• _TASK OBJECTIVE_:
Reproduce all the entries beneath this sentence exactly.

INFORMATION: Begin

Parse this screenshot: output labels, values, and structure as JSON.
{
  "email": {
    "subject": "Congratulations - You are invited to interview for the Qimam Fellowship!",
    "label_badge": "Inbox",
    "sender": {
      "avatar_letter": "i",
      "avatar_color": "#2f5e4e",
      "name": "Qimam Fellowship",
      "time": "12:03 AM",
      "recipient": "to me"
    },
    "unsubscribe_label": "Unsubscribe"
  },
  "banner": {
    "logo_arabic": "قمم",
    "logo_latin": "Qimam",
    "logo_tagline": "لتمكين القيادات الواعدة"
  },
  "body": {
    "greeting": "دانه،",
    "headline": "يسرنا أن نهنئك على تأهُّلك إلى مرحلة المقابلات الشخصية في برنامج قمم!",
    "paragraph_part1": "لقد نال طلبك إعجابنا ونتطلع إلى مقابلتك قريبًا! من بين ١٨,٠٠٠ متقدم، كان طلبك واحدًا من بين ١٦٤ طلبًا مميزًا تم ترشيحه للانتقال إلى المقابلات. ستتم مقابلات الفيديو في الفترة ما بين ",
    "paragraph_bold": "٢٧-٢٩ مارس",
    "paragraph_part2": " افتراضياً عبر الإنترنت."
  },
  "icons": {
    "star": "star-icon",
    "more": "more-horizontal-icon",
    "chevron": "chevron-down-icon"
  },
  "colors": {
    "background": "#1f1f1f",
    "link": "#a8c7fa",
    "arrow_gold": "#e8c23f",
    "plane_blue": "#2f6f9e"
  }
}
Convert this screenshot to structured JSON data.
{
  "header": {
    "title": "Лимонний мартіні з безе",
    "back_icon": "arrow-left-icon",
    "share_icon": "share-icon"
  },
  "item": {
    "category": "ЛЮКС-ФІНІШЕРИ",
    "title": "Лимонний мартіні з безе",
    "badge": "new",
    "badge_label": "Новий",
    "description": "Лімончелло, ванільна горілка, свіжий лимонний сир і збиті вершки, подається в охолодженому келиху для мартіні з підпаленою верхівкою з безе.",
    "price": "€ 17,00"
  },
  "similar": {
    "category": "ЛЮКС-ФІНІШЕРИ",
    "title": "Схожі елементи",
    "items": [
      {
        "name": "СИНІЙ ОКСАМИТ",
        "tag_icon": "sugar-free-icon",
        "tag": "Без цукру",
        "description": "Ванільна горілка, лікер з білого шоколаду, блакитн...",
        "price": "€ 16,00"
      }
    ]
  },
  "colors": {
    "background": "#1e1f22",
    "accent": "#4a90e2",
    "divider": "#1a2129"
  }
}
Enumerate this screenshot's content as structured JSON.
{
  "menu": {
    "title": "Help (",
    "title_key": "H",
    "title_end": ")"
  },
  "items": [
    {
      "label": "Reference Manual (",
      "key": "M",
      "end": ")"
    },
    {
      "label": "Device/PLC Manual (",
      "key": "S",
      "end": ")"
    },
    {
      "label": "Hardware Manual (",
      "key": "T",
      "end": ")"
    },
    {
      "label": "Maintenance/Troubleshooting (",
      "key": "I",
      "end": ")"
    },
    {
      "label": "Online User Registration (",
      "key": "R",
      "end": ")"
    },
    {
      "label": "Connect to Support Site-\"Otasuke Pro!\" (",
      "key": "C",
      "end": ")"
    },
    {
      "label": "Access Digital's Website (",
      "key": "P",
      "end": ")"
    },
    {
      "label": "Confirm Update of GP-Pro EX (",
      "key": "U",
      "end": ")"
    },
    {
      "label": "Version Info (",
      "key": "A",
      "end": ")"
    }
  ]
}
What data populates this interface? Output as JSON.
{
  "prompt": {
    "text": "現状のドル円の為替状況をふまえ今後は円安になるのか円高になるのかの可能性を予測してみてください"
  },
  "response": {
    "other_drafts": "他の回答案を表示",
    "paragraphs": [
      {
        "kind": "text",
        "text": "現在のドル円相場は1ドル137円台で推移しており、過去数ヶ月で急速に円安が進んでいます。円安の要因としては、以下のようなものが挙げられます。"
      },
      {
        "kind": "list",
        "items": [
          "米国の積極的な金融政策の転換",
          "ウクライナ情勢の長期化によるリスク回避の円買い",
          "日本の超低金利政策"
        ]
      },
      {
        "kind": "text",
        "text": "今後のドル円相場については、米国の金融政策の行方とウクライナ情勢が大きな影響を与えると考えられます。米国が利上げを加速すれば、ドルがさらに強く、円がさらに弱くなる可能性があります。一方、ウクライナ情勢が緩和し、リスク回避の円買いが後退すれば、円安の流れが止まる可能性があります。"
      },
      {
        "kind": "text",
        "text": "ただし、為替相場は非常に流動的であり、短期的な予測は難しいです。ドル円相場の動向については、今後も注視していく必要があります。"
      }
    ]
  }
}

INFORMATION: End

• _ANSWER TO THIS TASK_:
Parse this screenshot: output labels, values, and structure as JSON.
{
  "email": {
    "subject": "Congratulations - You are invited to interview for the Qimam Fellowship!",
    "label_badge": "Inbox",
    "sender": {
      "avatar_letter": "i",
      "avatar_color": "#2f5e4e",
      "name": "Qimam Fellowship",
      "time": "12:03 AM",
      "recipient": "to me"
    },
    "unsubscribe_label": "Unsubscribe"
  },
  "banner": {
    "logo_arabic": "قمم",
    "logo_latin": "Qimam",
    "logo_tagline": "لتمكين القيادات الواعدة"
  },
  "body": {
    "greeting": "دانه،",
    "headline": "يسرنا أن نهنئك على تأهُّلك إلى مرحلة المقابلات الشخصية في برنامج قمم!",
    "paragraph_part1": "لقد نال طلبك إعجابنا ونتطلع إلى مقابلتك قريبًا! من بين ١٨,٠٠٠ متقدم، كان طلبك واحدًا من بين ١٦٤ طلبًا مميزًا تم ترشيحه للانتقال إلى المقابلات. ستتم مقابلات الفيديو في الفترة ما بين ",
    "paragraph_bold": "٢٧-٢٩ مارس",
    "paragraph_part2": " افتراضياً عبر الإنترنت."
  },
  "icons": {
    "star": "star-icon",
    "more": "more-horizontal-icon",
    "chevron": "chevron-down-icon"
  },
  "colors": {
    "background": "#1f1f1f",
    "link": "#a8c7fa",
    "arrow_gold": "#e8c23f",
    "plane_blue": "#2f6f9e"
  }
}
Convert this screenshot to structured JSON data.
{
  "header": {
    "title": "Лимонний мартіні з безе",
    "back_icon": "arrow-left-icon",
    "share_icon": "share-icon"
  },
  "item": {
    "category": "ЛЮКС-ФІНІШЕРИ",
    "title": "Лимонний мартіні з безе",
    "badge": "new",
    "badge_label": "Новий",
    "description": "Лімончелло, ванільна горілка, свіжий лимонний сир і збиті вершки, подається в охолодженому келиху для мартіні з підпаленою верхівкою з безе.",
    "price": "€ 17,00"
  },
  "similar": {
    "category": "ЛЮКС-ФІНІШЕРИ",
    "title": "Схожі елементи",
    "items": [
      {
        "name": "СИНІЙ ОКСАМИТ",
        "tag_icon": "sugar-free-icon",
        "tag": "Без цукру",
        "description": "Ванільна горілка, лікер з білого шоколаду, блакитн...",
        "price": "€ 16,00"
      }
    ]
  },
  "colors": {
    "background": "#1e1f22",
    "accent": "#4a90e2",
    "divider": "#1a2129"
  }
}
Enumerate this screenshot's content as structured JSON.
{
  "menu": {
    "title": "Help (",
    "title_key": "H",
    "title_end": ")"
  },
  "items": [
    {
      "label": "Reference Manual (",
      "key": "M",
      "end": ")"
    },
    {
      "label": "Device/PLC Manual (",
      "key": "S",
      "end": ")"
    },
    {
      "label": "Hardware Manual (",
      "key": "T",
      "end": ")"
    },
    {
      "label": "Maintenance/Troubleshooting (",
      "key": "I",
      "end": ")"
    },
    {
      "label": "Online User Registration (",
      "key": "R",
      "end": ")"
    },
    {
      "label": "Connect to Support Site-\"Otasuke Pro!\" (",
      "key": "C",
      "end": ")"
    },
    {
      "label": "Access Digital's Website (",
      "key": "P",
      "end": ")"
    },
    {
      "label": "Confirm Update of GP-Pro EX (",
      "key": "U",
      "end": ")"
    },
    {
      "label": "Version Info (",
      "key": "A",
      "end": ")"
    }
  ]
}
What data populates this interface? Output as JSON.
{
  "prompt": {
    "text": "現状のドル円の為替状況をふまえ今後は円安になるのか円高になるのかの可能性を予測してみてください"
  },
  "response": {
    "other_drafts": "他の回答案を表示",
    "paragraphs": [
      {
        "kind": "text",
        "text": "現在のドル円相場は1ドル137円台で推移しており、過去数ヶ月で急速に円安が進んでいます。円安の要因としては、以下のようなものが挙げられます。"
      },
      {
        "kind": "list",
        "items": [
          "米国の積極的な金融政策の転換",
          "ウクライナ情勢の長期化によるリスク回避の円買い",
          "日本の超低金利政策"
        ]
      },
      {
        "kind": "text",
        "text": "今後のドル円相場については、米国の金融政策の行方とウクライナ情勢が大きな影響を与えると考えられます。米国が利上げを加速すれば、ドルがさらに強く、円がさらに弱くなる可能性があります。一方、ウクライナ情勢が緩和し、リスク回避の円買いが後退すれば、円安の流れが止まる可能性があります。"
      },
      {
        "kind": "text",
        "text": "ただし、為替相場は非常に流動的であり、短期的な予測は難しいです。ドル円相場の動向については、今後も注視していく必要があります。"
      }
    ]
  }
}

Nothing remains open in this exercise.